BEGIN DATA EXCERPTS
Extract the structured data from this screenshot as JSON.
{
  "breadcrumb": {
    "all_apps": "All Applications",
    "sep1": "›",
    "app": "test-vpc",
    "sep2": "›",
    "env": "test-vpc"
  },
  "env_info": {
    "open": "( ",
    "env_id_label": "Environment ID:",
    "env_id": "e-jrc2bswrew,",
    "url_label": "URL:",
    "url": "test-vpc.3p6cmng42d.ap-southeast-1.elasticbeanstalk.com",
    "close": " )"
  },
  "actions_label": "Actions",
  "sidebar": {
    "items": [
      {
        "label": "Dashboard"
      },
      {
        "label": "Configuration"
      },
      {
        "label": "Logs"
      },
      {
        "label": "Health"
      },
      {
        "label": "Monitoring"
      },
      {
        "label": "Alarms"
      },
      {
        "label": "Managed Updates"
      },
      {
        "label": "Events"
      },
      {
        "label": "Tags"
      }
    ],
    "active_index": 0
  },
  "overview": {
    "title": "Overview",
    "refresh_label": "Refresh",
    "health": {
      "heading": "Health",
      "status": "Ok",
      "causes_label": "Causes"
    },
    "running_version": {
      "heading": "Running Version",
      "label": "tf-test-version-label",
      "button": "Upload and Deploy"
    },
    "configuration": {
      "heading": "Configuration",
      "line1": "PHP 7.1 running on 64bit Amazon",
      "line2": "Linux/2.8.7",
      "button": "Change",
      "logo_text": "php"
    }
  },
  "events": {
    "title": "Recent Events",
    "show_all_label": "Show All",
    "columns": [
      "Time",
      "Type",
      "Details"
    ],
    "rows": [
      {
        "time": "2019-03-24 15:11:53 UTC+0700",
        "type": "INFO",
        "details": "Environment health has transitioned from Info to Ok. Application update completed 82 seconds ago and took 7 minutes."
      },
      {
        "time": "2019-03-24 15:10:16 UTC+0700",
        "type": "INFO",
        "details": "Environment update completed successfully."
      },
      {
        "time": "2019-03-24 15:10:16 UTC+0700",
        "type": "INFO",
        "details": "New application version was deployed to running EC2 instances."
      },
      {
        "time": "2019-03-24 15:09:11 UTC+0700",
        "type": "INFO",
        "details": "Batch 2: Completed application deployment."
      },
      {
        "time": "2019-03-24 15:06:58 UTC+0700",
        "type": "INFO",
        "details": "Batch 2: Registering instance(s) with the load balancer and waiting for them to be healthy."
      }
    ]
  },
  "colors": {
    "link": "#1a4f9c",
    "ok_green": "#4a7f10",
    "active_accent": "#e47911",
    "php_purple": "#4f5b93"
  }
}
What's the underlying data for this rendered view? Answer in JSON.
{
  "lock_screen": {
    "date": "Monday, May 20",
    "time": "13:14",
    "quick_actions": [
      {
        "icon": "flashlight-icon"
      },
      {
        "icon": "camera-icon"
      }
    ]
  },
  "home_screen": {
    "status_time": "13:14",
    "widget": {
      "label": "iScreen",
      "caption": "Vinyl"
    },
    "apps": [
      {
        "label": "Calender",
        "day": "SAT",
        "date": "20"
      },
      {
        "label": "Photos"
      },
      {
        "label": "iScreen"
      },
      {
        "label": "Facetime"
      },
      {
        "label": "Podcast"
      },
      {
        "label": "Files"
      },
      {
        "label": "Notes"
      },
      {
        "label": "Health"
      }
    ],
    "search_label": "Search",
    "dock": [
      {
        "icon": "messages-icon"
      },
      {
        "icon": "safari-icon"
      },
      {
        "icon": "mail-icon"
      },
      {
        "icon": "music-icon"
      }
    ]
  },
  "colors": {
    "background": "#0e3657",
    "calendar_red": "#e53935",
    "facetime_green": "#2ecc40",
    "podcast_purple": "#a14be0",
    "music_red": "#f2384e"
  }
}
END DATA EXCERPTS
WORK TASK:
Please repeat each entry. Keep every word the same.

WRITTEN RESPONSE:
Extract the structured data from this screenshot as JSON.
{
  "breadcrumb": {
    "all_apps": "All Applications",
    "sep1": "›",
    "app": "test-vpc",
    "sep2": "›",
    "env": "test-vpc"
  },
  "env_info": {
    "open": "( ",
    "env_id_label": "Environment ID:",
    "env_id": "e-jrc2bswrew,",
    "url_label": "URL:",
    "url": "test-vpc.3p6cmng42d.ap-southeast-1.elasticbeanstalk.com",
    "close": " )"
  },
  "actions_label": "Actions",
  "sidebar": {
    "items": [
      {
        "label": "Dashboard"
      },
      {
        "label": "Configuration"
      },
      {
        "label": "Logs"
      },
      {
        "label": "Health"
      },
      {
        "label": "Monitoring"
      },
      {
        "label": "Alarms"
      },
      {
        "label": "Managed Updates"
      },
      {
        "label": "Events"
      },
      {
        "label": "Tags"
      }
    ],
    "active_index": 0
  },
  "overview": {
    "title": "Overview",
    "refresh_label": "Refresh",
    "health": {
      "heading": "Health",
      "status": "Ok",
      "causes_label": "Causes"
    },
    "running_version": {
      "heading": "Running Version",
      "label": "tf-test-version-label",
      "button": "Upload and Deploy"
    },
    "configuration": {
      "heading": "Configuration",
      "line1": "PHP 7.1 running on 64bit Amazon",
      "line2": "Linux/2.8.7",
      "button": "Change",
      "logo_text": "php"
    }
  },
  "events": {
    "title": "Recent Events",
    "show_all_label": "Show All",
    "columns": [
      "Time",
      "Type",
      "Details"
    ],
    "rows": [
      {
        "time": "2019-03-24 15:11:53 UTC+0700",
        "type": "INFO",
        "details": "Environment health has transitioned from Info to Ok. Application update completed 82 seconds ago and took 7 minutes."
      },
      {
        "time": "2019-03-24 15:10:16 UTC+0700",
        "type": "INFO",
        "details": "Environment update completed successfully."
      },
      {
        "time": "2019-03-24 15:10:16 UTC+0700",
        "type": "INFO",
        "details": "New application version was deployed to running EC2 instances."
      },
      {
        "time": "2019-03-24 15:09:11 UTC+0700",
        "type": "INFO",
        "details": "Batch 2: Completed application deployment."
      },
      {
        "time": "2019-03-24 15:06:58 UTC+0700",
        "type": "INFO",
        "details": "Batch 2: Registering instance(s) with the load balancer and waiting for them to be healthy."
      }
    ]
  },
  "colors": {
    "link": "#1a4f9c",
    "ok_green": "#4a7f10",
    "active_accent": "#e47911",
    "php_purple": "#4f5b93"
  }
}
What's the underlying data for this rendered view? Answer in JSON.
{
  "lock_screen": {
    "date": "Monday, May 20",
    "time": "13:14",
    "quick_actions": [
      {
        "icon": "flashlight-icon"
      },
      {
        "icon": "camera-icon"
      }
    ]
  },
  "home_screen": {
    "status_time": "13:14",
    "widget": {
      "label": "iScreen",
      "caption": "Vinyl"
    },
    "apps": [
      {
        "label": "Calender",
        "day": "SAT",
        "date": "20"
      },
      {
        "label": "Photos"
      },
      {
        "label": "iScreen"
      },
      {
        "label": "Facetime"
      },
      {
        "label": "Podcast"
      },
      {
        "label": "Files"
      },
      {
        "label": "Notes"
      },
      {
        "label": "Health"
      }
    ],
    "search_label": "Search",
    "dock": [
      {
        "icon": "messages-icon"
      },
      {
        "icon": "safari-icon"
      },
      {
        "icon": "mail-icon"
      },
      {
        "icon": "music-icon"
      }
    ]
  },
  "colors": {
    "background": "#0e3657",
    "calendar_red": "#e53935",
    "facetime_green": "#2ecc40",
    "podcast_purple": "#a14be0",
    "music_red": "#f2384e"
  }
}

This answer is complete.